* TASK PROMPT
From the first line to the last, restate every record word for word, leaving out the pictures.

* DATA SHOWN
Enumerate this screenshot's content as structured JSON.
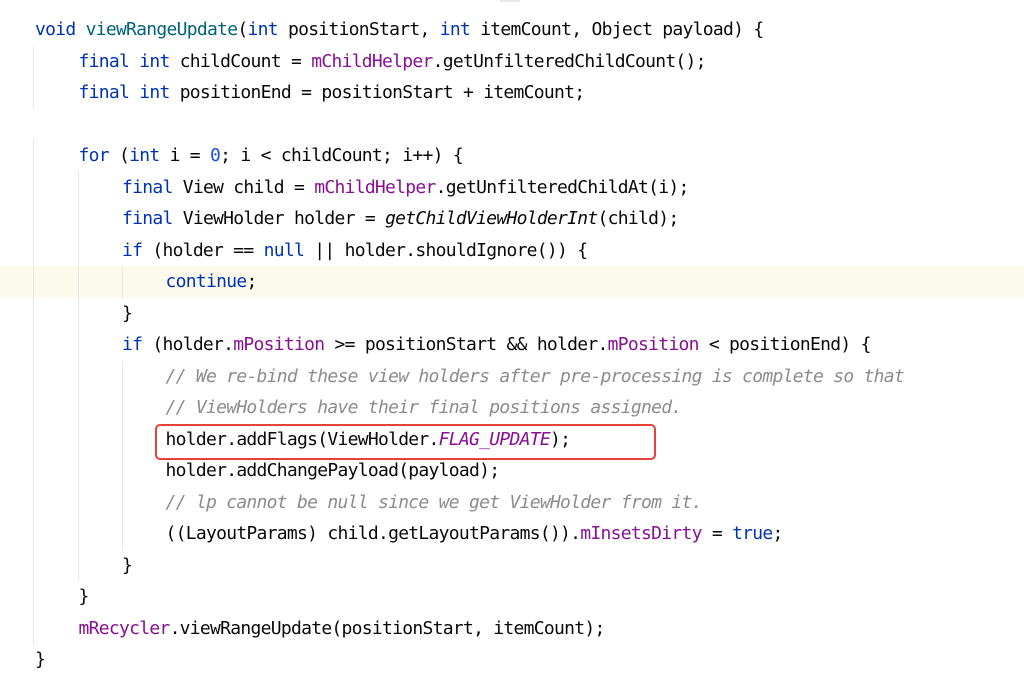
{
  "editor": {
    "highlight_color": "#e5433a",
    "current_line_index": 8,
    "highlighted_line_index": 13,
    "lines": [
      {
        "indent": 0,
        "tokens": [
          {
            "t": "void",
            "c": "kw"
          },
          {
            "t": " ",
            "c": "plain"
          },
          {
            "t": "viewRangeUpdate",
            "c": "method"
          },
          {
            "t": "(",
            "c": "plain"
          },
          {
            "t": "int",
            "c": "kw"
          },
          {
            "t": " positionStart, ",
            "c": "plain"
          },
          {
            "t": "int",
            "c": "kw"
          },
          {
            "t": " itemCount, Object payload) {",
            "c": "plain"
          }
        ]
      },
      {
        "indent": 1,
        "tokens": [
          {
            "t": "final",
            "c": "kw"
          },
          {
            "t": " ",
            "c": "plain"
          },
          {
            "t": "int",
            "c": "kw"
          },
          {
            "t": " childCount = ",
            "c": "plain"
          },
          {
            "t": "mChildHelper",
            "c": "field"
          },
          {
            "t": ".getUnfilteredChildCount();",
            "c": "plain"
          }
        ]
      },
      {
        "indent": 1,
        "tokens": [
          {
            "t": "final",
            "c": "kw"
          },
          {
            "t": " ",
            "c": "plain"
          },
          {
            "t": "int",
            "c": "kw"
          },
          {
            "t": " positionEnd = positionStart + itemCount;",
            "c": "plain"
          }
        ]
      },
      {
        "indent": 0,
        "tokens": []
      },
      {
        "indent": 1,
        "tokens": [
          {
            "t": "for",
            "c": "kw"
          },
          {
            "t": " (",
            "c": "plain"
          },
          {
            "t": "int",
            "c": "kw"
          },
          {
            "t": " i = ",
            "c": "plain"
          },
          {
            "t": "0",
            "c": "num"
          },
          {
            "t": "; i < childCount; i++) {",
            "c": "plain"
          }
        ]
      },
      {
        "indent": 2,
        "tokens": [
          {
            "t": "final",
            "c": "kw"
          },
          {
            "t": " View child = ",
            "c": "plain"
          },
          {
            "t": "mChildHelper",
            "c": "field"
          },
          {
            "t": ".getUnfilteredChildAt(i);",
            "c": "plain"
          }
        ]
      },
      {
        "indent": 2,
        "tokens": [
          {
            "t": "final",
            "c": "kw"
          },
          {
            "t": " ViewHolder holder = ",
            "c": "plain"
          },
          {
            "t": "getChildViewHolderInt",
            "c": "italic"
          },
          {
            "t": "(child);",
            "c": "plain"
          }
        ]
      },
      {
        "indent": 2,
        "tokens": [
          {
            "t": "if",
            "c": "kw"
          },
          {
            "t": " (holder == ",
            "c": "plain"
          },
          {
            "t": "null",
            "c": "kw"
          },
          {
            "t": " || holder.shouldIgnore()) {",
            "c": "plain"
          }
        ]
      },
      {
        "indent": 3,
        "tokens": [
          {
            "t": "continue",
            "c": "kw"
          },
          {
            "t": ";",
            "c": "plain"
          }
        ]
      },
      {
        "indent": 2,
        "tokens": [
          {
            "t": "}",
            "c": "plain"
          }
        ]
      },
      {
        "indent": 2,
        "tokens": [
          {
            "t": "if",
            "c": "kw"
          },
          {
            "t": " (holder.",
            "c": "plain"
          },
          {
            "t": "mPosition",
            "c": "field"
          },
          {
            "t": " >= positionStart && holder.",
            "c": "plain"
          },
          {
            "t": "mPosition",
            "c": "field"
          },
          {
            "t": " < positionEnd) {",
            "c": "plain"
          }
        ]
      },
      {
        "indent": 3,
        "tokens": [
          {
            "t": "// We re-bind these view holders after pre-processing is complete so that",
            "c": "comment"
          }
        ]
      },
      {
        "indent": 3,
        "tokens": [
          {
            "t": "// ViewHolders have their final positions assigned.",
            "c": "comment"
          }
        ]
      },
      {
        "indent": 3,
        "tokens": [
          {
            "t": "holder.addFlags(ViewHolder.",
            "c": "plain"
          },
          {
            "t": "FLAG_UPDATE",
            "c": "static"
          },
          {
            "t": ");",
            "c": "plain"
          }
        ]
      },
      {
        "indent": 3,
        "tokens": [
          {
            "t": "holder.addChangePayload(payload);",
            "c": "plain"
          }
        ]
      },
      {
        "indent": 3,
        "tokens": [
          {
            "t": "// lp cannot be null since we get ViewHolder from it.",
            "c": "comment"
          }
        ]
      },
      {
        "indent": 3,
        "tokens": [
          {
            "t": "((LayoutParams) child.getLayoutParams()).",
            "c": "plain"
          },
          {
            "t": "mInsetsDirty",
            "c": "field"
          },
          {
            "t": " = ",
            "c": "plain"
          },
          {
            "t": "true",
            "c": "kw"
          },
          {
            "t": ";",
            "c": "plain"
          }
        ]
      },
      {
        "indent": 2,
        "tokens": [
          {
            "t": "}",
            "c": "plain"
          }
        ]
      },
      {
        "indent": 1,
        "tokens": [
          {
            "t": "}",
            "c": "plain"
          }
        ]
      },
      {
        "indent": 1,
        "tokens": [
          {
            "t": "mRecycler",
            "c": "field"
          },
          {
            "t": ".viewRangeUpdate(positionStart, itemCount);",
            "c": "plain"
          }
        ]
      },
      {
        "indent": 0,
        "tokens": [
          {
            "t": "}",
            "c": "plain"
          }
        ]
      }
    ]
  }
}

* RESULT BELOW
Enumerate this screenshot's content as structured JSON.
{
  "editor": {
    "highlight_color": "#e5433a",
    "current_line_index": 8,
    "highlighted_line_index": 13,
    "lines": [
      {
        "indent": 0,
        "tokens": [
          {
            "t": "void",
            "c": "kw"
          },
          {
            "t": " ",
            "c": "plain"
          },
          {
            "t": "viewRangeUpdate",
            "c": "method"
          },
          {
            "t": "(",
            "c": "plain"
          },
          {
            "t": "int",
            "c": "kw"
          },
          {
            "t": " positionStart, ",
            "c": "plain"
          },
          {
            "t": "int",
            "c": "kw"
          },
          {
            "t": " itemCount, Object payload) {",
            "c": "plain"
          }
        ]
      },
      {
        "indent": 1,
        "tokens": [
          {
            "t": "final",
            "c": "kw"
          },
          {
            "t": " ",
            "c": "plain"
          },
          {
            "t": "int",
            "c": "kw"
          },
          {
            "t": " childCount = ",
            "c": "plain"
          },
          {
            "t": "mChildHelper",
            "c": "field"
          },
          {
            "t": ".getUnfilteredChildCount();",
            "c": "plain"
          }
        ]
      },
      {
        "indent": 1,
        "tokens": [
          {
            "t": "final",
            "c": "kw"
          },
          {
            "t": " ",
            "c": "plain"
          },
          {
            "t": "int",
            "c": "kw"
          },
          {
            "t": " positionEnd = positionStart + itemCount;",
            "c": "plain"
          }
        ]
      },
      {
        "indent": 0,
        "tokens": []
      },
      {
        "indent": 1,
        "tokens": [
          {
            "t": "for",
            "c": "kw"
          },
          {
            "t": " (",
            "c": "plain"
          },
          {
            "t": "int",
            "c": "kw"
          },
          {
            "t": " i = ",
            "c": "plain"
          },
          {
            "t": "0",
            "c": "num"
          },
          {
            "t": "; i < childCount; i++) {",
            "c": "plain"
          }
        ]
      },
      {
        "indent": 2,
        "tokens": [
          {
            "t": "final",
            "c": "kw"
          },
          {
            "t": " View child = ",
            "c": "plain"
          },
          {
            "t": "mChildHelper",
            "c": "field"
          },
          {
            "t": ".getUnfilteredChildAt(i);",
            "c": "plain"
          }
        ]
      },
      {
        "indent": 2,
        "tokens": [
          {
            "t": "final",
            "c": "kw"
          },
          {
            "t": " ViewHolder holder = ",
            "c": "plain"
          },
          {
            "t": "getChildViewHolderInt",
            "c": "italic"
          },
          {
            "t": "(child);",
            "c": "plain"
          }
        ]
      },
      {
        "indent": 2,
        "tokens": [
          {
            "t": "if",
            "c": "kw"
          },
          {
            "t": " (holder == ",
            "c": "plain"
          },
          {
            "t": "null",
            "c": "kw"
          },
          {
            "t": " || holder.shouldIgnore()) {",
            "c": "plain"
          }
        ]
      },
      {
        "indent": 3,
        "tokens": [
          {
            "t": "continue",
            "c": "kw"
          },
          {
            "t": ";",
            "c": "plain"
          }
        ]
      },
      {
        "indent": 2,
        "tokens": [
          {
            "t": "}",
            "c": "plain"
          }
        ]
      },
      {
        "indent": 2,
        "tokens": [
          {
            "t": "if",
            "c": "kw"
          },
          {
            "t": " (holder.",
            "c": "plain"
          },
          {
            "t": "mPosition",
            "c": "field"
          },
          {
            "t": " >= positionStart && holder.",
            "c": "plain"
          },
          {
            "t": "mPosition",
            "c": "field"
          },
          {
            "t": " < positionEnd) {",
            "c": "plain"
          }
        ]
      },
      {
        "indent": 3,
        "tokens": [
          {
            "t": "// We re-bind these view holders after pre-processing is complete so that",
            "c": "comment"
          }
        ]
      },
      {
        "indent": 3,
        "tokens": [
          {
            "t": "// ViewHolders have their final positions assigned.",
            "c": "comment"
          }
        ]
      },
      {
        "indent": 3,
        "tokens": [
          {
            "t": "holder.addFlags(ViewHolder.",
            "c": "plain"
          },
          {
            "t": "FLAG_UPDATE",
            "c": "static"
          },
          {
            "t": ");",
            "c": "plain"
          }
        ]
      },
      {
        "indent": 3,
        "tokens": [
          {
            "t": "holder.addChangePayload(payload);",
            "c": "plain"
          }
        ]
      },
      {
        "indent": 3,
        "tokens": [
          {
            "t": "// lp cannot be null since we get ViewHolder from it.",
            "c": "comment"
          }
        ]
      },
      {
        "indent": 3,
        "tokens": [
          {
            "t": "((LayoutParams) child.getLayoutParams()).",
            "c": "plain"
          },
          {
            "t": "mInsetsDirty",
            "c": "field"
          },
          {
            "t": " = ",
            "c": "plain"
          },
          {
            "t": "true",
            "c": "kw"
          },
          {
            "t": ";",
            "c": "plain"
          }
        ]
      },
      {
        "indent": 2,
        "tokens": [
          {
            "t": "}",
            "c": "plain"
          }
        ]
      },
      {
        "indent": 1,
        "tokens": [
          {
            "t": "}",
            "c": "plain"
          }
        ]
      },
      {
        "indent": 1,
        "tokens": [
          {
            "t": "mRecycler",
            "c": "field"
          },
          {
            "t": ".viewRangeUpdate(positionStart, itemCount);",
            "c": "plain"
          }
        ]
      },
      {
        "indent": 0,
        "tokens": [
          {
            "t": "}",
            "c": "plain"
          }
        ]
      }
    ]
  }
}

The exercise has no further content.